SureSource eliminates the case report form step altogether, says Littlejohn. Protocol-specific source documents are created and deployed to sites on tablet PCs, which can work either connected or disconnected from the Internet. Study coordinators use SureSource to document study visits, adverse events, and concomitant medications with familiar strokes of a pen. Data entry fields are included to capture required data, such as blood pressure or drug dispensation. Handwritten comments can also be added on the fly anywhere on the forms.
|Tommy Littlejohn, III
With SureSource, unlike traditional EDC tools, study data get recorded only once and are virtually error-free, as all data are validated at time of capture, says Littlejohn. When PIs write their signature on the tablet, it’s the last time they have to sign off on that data.
Minutes after the data are captured, they can be delivered to a secure web portal, from which both machine-readable information and handwritten comments and signatures are available to authorized study monitors, regulators, and data managers. The data also get passed onto the sponsor’s data management system for analysis, “in the same state it would have been in coming out of an EDC system—complete and validated.”
As SureSource is electronic and “lives on the web,” monitoring visits to validate data become superfluous, says Littlejohn. “We think we can cut the number of monitoring visits in half.” He claims that SureSource offers “huge cost savings” over Phase Forward’s Inform and Medidata’s Rave, as well as providing “faster and cleaner” data delivery.
And that is before saying anything about the ability of SureSource to improve the sponsor-investigator relationship. Owing to the sheer diversity of systems and their associated passwords, PIs currently “spend a lot of time [merely] trying to gain access,” says Littlejohn. “Even if they’re well intentioned, they’re being asked to sign off on a database screen they don’t recognize at all because they didn’t transcribe the data and they don’t have source data in front of them.” Many busy, research-savvy PIs have admitted to Littlejohn that they routinely give their password to the study coordinator to “certify” the data is correct.
Moreover, study sponsors want sites to go through lengthy “training hoops” for their chosen EDC system with its invariably complicated and aggravating operating imperatives.
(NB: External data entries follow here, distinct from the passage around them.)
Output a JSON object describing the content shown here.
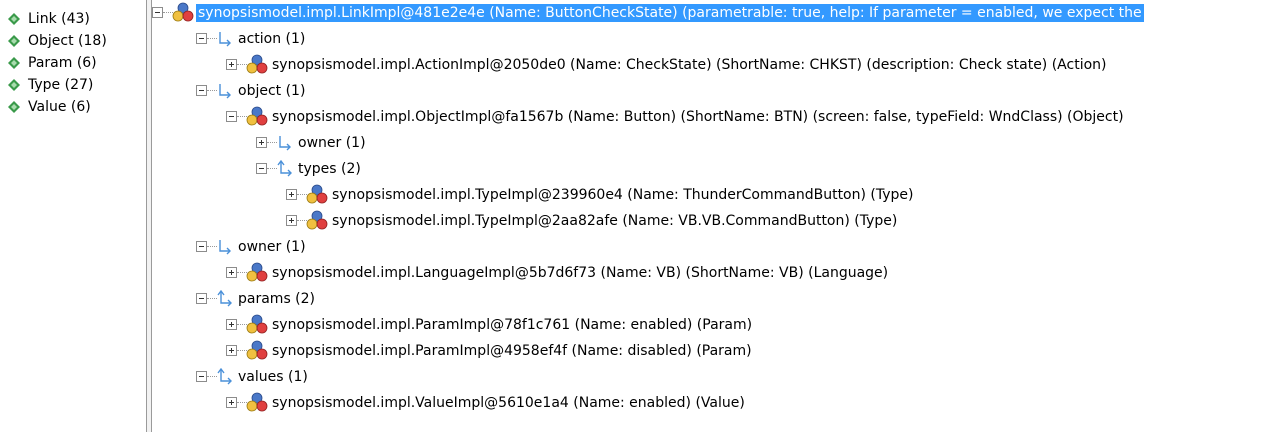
{
  "categories": [
    {
      "label": "Link (43)"
    },
    {
      "label": "Object (18)"
    },
    {
      "label": "Param (6)"
    },
    {
      "label": "Type (27)"
    },
    {
      "label": "Value (6)"
    }
  ],
  "tree": {
    "rows": [
      {
        "label": "synopsismodel.impl.LinkImpl@481e2e4e (Name: ButtonCheckState) (parametrable: true, help: If parameter = enabled,  we expect the",
        "icon": "model-object-icon",
        "expanded": true
      },
      {
        "label": "action (1)",
        "icon": "reference-arrow-icon",
        "expanded": true
      },
      {
        "label": "synopsismodel.impl.ActionImpl@2050de0 (Name: CheckState) (ShortName: CHKST) (description: Check state) (Action)",
        "icon": "model-object-icon",
        "expanded": false
      },
      {
        "label": "object (1)",
        "icon": "reference-arrow-icon",
        "expanded": true
      },
      {
        "label": "synopsismodel.impl.ObjectImpl@fa1567b (Name: Button) (ShortName: BTN) (screen: false, typeField: WndClass) (Object)",
        "icon": "model-object-icon",
        "expanded": true
      },
      {
        "label": "owner (1)",
        "icon": "reference-arrow-icon",
        "expanded": false
      },
      {
        "label": "types (2)",
        "icon": "multi-reference-icon",
        "expanded": true
      },
      {
        "label": "synopsismodel.impl.TypeImpl@239960e4 (Name: ThunderCommandButton) (Type)",
        "icon": "model-object-icon",
        "expanded": false
      },
      {
        "label": "synopsismodel.impl.TypeImpl@2aa82afe (Name: VB.VB.CommandButton) (Type)",
        "icon": "model-object-icon",
        "expanded": false
      },
      {
        "label": "owner (1)",
        "icon": "reference-arrow-icon",
        "expanded": true
      },
      {
        "label": "synopsismodel.impl.LanguageImpl@5b7d6f73 (Name: VB) (ShortName: VB) (Language)",
        "icon": "model-object-icon",
        "expanded": false
      },
      {
        "label": "params (2)",
        "icon": "multi-reference-icon",
        "expanded": true
      },
      {
        "label": "synopsismodel.impl.ParamImpl@78f1c761 (Name: enabled) (Param)",
        "icon": "model-object-icon",
        "expanded": false
      },
      {
        "label": "synopsismodel.impl.ParamImpl@4958ef4f (Name: disabled) (Param)",
        "icon": "model-object-icon",
        "expanded": false
      },
      {
        "label": "values (1)",
        "icon": "multi-reference-icon",
        "expanded": true
      },
      {
        "label": "synopsismodel.impl.ValueImpl@5610e1a4 (Name: enabled) (Value)",
        "icon": "model-object-icon",
        "expanded": false
      }
    ]
  },
  "colors": {
    "selection": "#3399ff",
    "category_icon": "#3a9a4a",
    "reference_arrow": "#4a90d9"
  }
}
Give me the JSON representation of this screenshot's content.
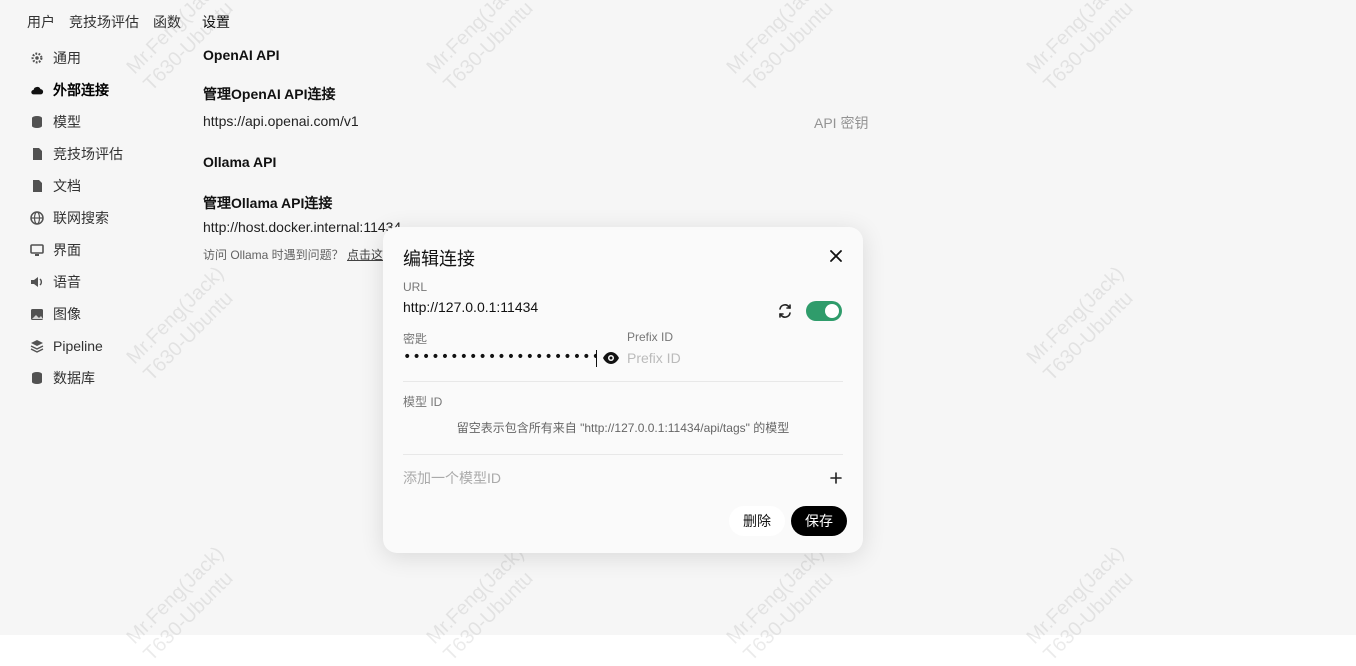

Automatic query functions, for example, have shifted much of the data-cleaning workload from study monitors to site level personnel with no data entry experience as well as generated vast numbers of nonsensical, often repetitive questions.
Littlejohn says: “There’s a lot of pushback from investigators who say, ‘I can’t do this anymore’ or ‘I’ve trained on this system four times now,’ and drop out of the next trial that involves EDC. Data quality also suffers, and if that goes bad all the conclusions [sponsors] come to down the road are wrong or tainted in some way.” And that’s not even taking into account human error associated with data re-entry, first on paper during study visits and later into an online EDC system.
The first pilot testing of SureSource began at the end of March on a CRMi-sponsored ulcerative colitis trial, says Littlejohn. If all goes well, SureSource will be used on other trials beginning in June.
Littlejohn believes that SureSource may well be the “perfect solution” for academic centers, because it provides a bridge between EDC and electronic health record systems years before integration of the two technologies can be accomplished. But most trials take place outside academia and are global in scope, making mobile data-collection technology a must for simultaneous deployment.
Clinical Ink owns an exclusive, worldwide license of a patent owned by Datasci, covering the collection, validation, and transmission of clinical trial data. Datasci has granted six non-exclusive licenses in the EDC marketplace via a series of lengthy legal disputes.